Being a Brummie himself, he soon found out they were heading to Sydney and offered to give them some names and addresses in Sydney where they could get a bed. Turns out they already had a few, and lo and behold, they were the same people whosw details Dave was about to pass on. Much head shaking and “Would you read about it” and then… “Oh, and we have the names of a couple of brothers also. Do you know Dave and Trevor Bishi?”
Now I call that a coincidence, but Dr Thomas Post, The Coincidence Authority, would disagree. Using mathematics he would have me believing the odds were quite high for this to happen. Regularly referred to as the Coincidence Man, Tom, a lecturer in Applied Philosophy at a large London University, is quite confident of his ability to explain logically why events others see as coincidences, just plain aren’t.
It could be said he is a tad arrogant. Until the “unlikely” event of a human pile up at the bottom of a long escalator in the depths of Euston Station. He breaks an arm and is entwined with a lovely young woman while they both wait to be rescued from under the mess of suitcases and bodies.
Tom would very much like to meet the lovely young woman again, but has no idea of her name or anything else. But of course this is a book about coincidences and Azalea Lewis comes to him for help as a coincidence expert. Her life from a Manx village to Uganda and to the present has been a series of extreme coincidences.
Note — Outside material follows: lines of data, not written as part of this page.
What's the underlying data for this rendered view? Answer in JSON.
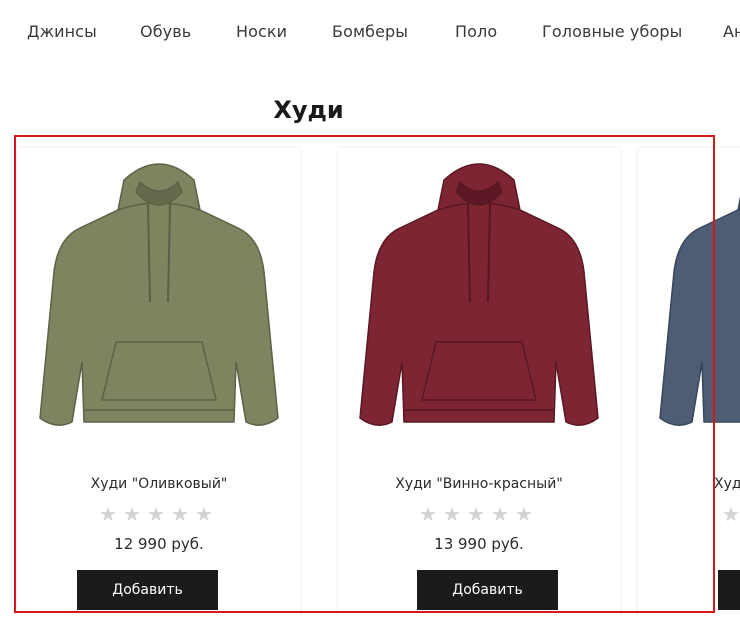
{
  "nav": {
    "items": [
      "Джинсы",
      "Обувь",
      "Носки",
      "Бомберы",
      "Поло",
      "Головные уборы",
      "Ан"
    ]
  },
  "section": {
    "title": "Худи"
  },
  "products": [
    {
      "name": "Худи \"Оливковый\"",
      "stars": "★★★★★",
      "rating": 0,
      "price": "12 990 руб.",
      "button": "Добавить",
      "color": "#7d8460"
    },
    {
      "name": "Худи \"Винно-красный\"",
      "stars": "★★★★★",
      "rating": 0,
      "price": "13 990 руб.",
      "button": "Добавить",
      "color": "#7d2533"
    },
    {
      "name": "Худ",
      "stars": "★",
      "rating": 0,
      "price": "",
      "button": "",
      "color": "#4c5d74"
    }
  ],
  "highlight": {
    "color": "#d21a1a"
  }
}
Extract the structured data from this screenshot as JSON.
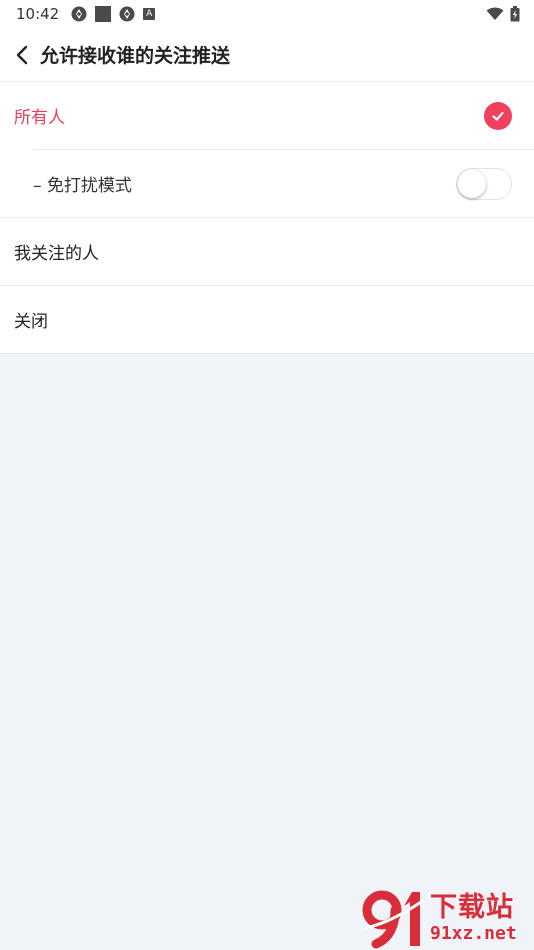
{
  "status_bar": {
    "time": "10:42",
    "left_icons": [
      "aperture-icon",
      "square-icon",
      "aperture-icon",
      "a-badge-icon"
    ],
    "a_badge": "A",
    "right_icons": [
      "wifi-icon",
      "battery-charging-icon"
    ]
  },
  "header": {
    "title": "允许接收谁的关注推送"
  },
  "options": [
    {
      "label": "所有人",
      "selected": true
    },
    {
      "label": "– 免打扰模式",
      "toggle": false
    },
    {
      "label": "我关注的人",
      "selected": false
    },
    {
      "label": "关闭",
      "selected": false
    }
  ],
  "watermark": {
    "big": "下载站",
    "small": "91xz.net"
  },
  "colors": {
    "accent": "#f0405c",
    "active_text": "#e8405a",
    "background": "#f0f3f7",
    "watermark": "#d92d3a"
  }
}
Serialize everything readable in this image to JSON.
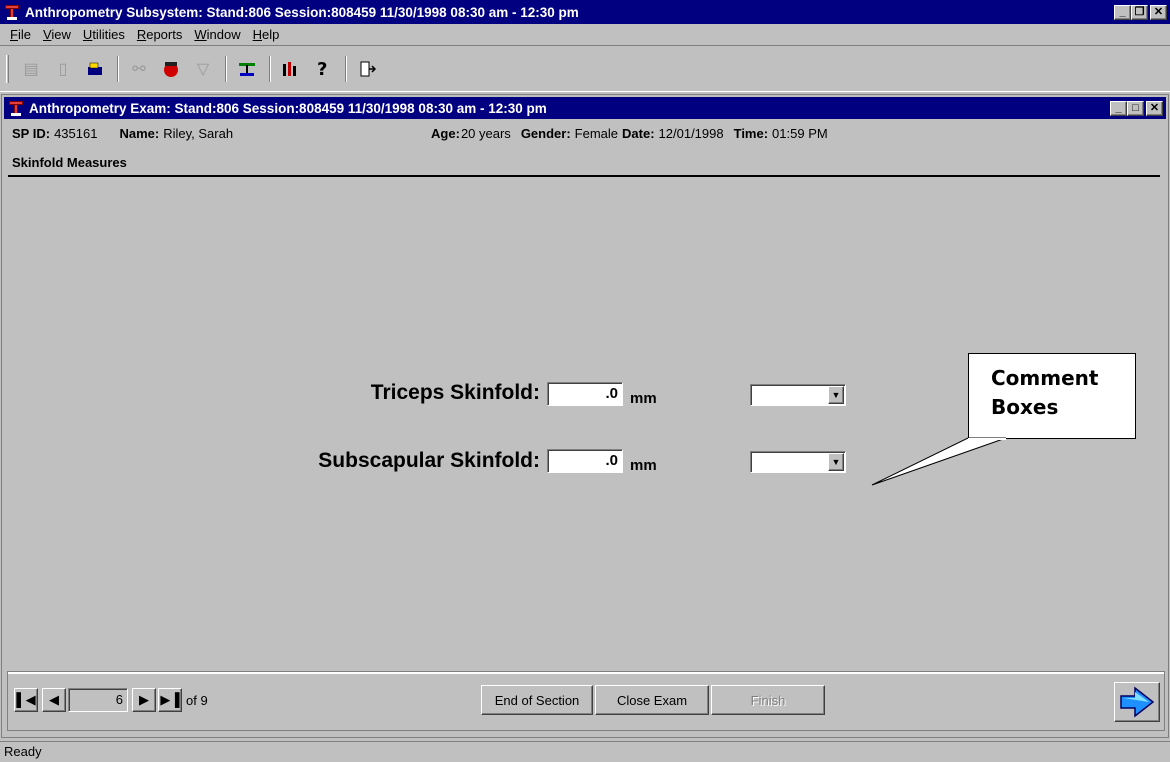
{
  "app": {
    "title": "Anthropometry Subsystem: Stand:806 Session:808459 11/30/1998 08:30 am - 12:30 pm",
    "menu": [
      "File",
      "View",
      "Utilities",
      "Reports",
      "Window",
      "Help"
    ],
    "menu_mnemonics": [
      "F",
      "V",
      "U",
      "R",
      "W",
      "H"
    ]
  },
  "toolbar": {
    "icons": [
      "new-icon",
      "clipboard-icon",
      "open-icon",
      "binoculars-icon",
      "stop-hand-icon",
      "inbox-icon",
      "balance-scale-icon",
      "stats-icon",
      "help-icon",
      "exit-icon"
    ]
  },
  "exam": {
    "title": "Anthropometry Exam: Stand:806 Session:808459 11/30/1998 08:30 am - 12:30 pm",
    "sp_id_label": "SP ID:",
    "sp_id": "435161",
    "name_label": "Name:",
    "name": "Riley, Sarah",
    "age_label": "Age:",
    "age": "20 years",
    "gender_label": "Gender:",
    "gender": "Female",
    "date_label": "Date:",
    "date": "12/01/1998",
    "time_label": "Time:",
    "time": "01:59 PM",
    "section": "Skinfold Measures"
  },
  "fields": {
    "triceps_label": "Triceps Skinfold:",
    "triceps_value": ".0",
    "triceps_unit": "mm",
    "subscap_label": "Subscapular Skinfold:",
    "subscap_value": ".0",
    "subscap_unit": "mm"
  },
  "callout": {
    "line1": "Comment",
    "line2": "Boxes"
  },
  "nav": {
    "page": "6",
    "of_label": "of 9",
    "end_section": "End of Section",
    "close_exam": "Close Exam",
    "finish": "Finish"
  },
  "status": "Ready"
}
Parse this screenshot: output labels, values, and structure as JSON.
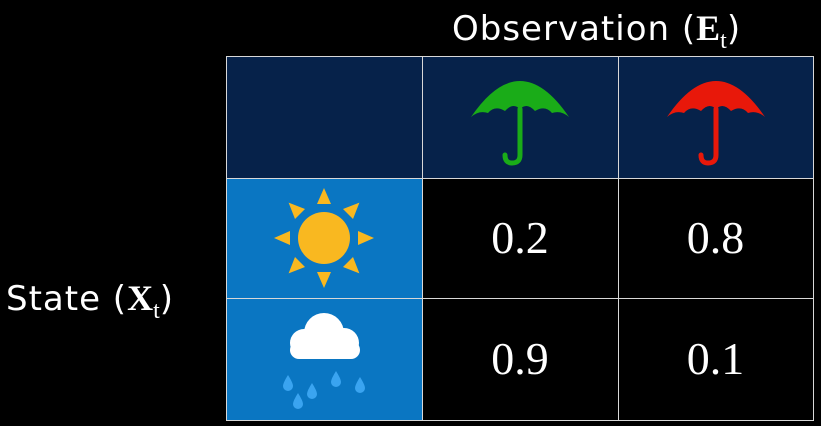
{
  "observation_axis": {
    "label": "Observation (",
    "var": "E",
    "sub": "t",
    "close": ")"
  },
  "state_axis": {
    "label": "State (",
    "var": "X",
    "sub": "t",
    "close": ")"
  },
  "columns": [
    {
      "icon": "umbrella-icon",
      "color": "#1aac18"
    },
    {
      "icon": "umbrella-icon",
      "color": "#e8180a"
    }
  ],
  "rows": [
    {
      "icon": "sun-icon",
      "color": "#f9b820",
      "values": [
        "0.2",
        "0.8"
      ]
    },
    {
      "icon": "rain-cloud-icon",
      "color": "#ffffff",
      "drop_color": "#3aa4f0",
      "values": [
        "0.9",
        "0.1"
      ]
    }
  ],
  "colors": {
    "header_bg": "#06224a",
    "state_bg": "#0a76c2",
    "value_bg": "#000000",
    "border": "#d8d8d8"
  }
}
She has tracked down the history of her birth mother and now knows that there are three men who might be her biological father. Azalea and Thomas’s lives become entwined as they try to make sense of what has happened and what she believes will happen.
The story moves at a good pace and frequently I was reluctant to put it down and finish my lunchtime reading. The coincidences are out of the ordinary, but I wanted to solve the mysteries of Azalea’s life as much as she did.
I picked up this book simply because of the cover. Never heard of the author before and wasn’t really sure I wanted to be bothered reading it when I got it home. However, once started I was hooked. Hence this blog: I like ‘em, you hear about ‘em!
To really get to the bottom of the odds or chances of something happening there is Coincidences, chaos and all that math jazz with the mathematical theories in a readable fashion. Helping to understand simple things deeply.
With chapter headings such as “Origami for the Origamically Challenged” (me) and “A Synergy Between Nature and Number” it covers all the title promises. And it’s readable for the scientifically challenged.
Where do you sit on the coincidence fence? How remarkable do you think Mr Bishi’s experience was?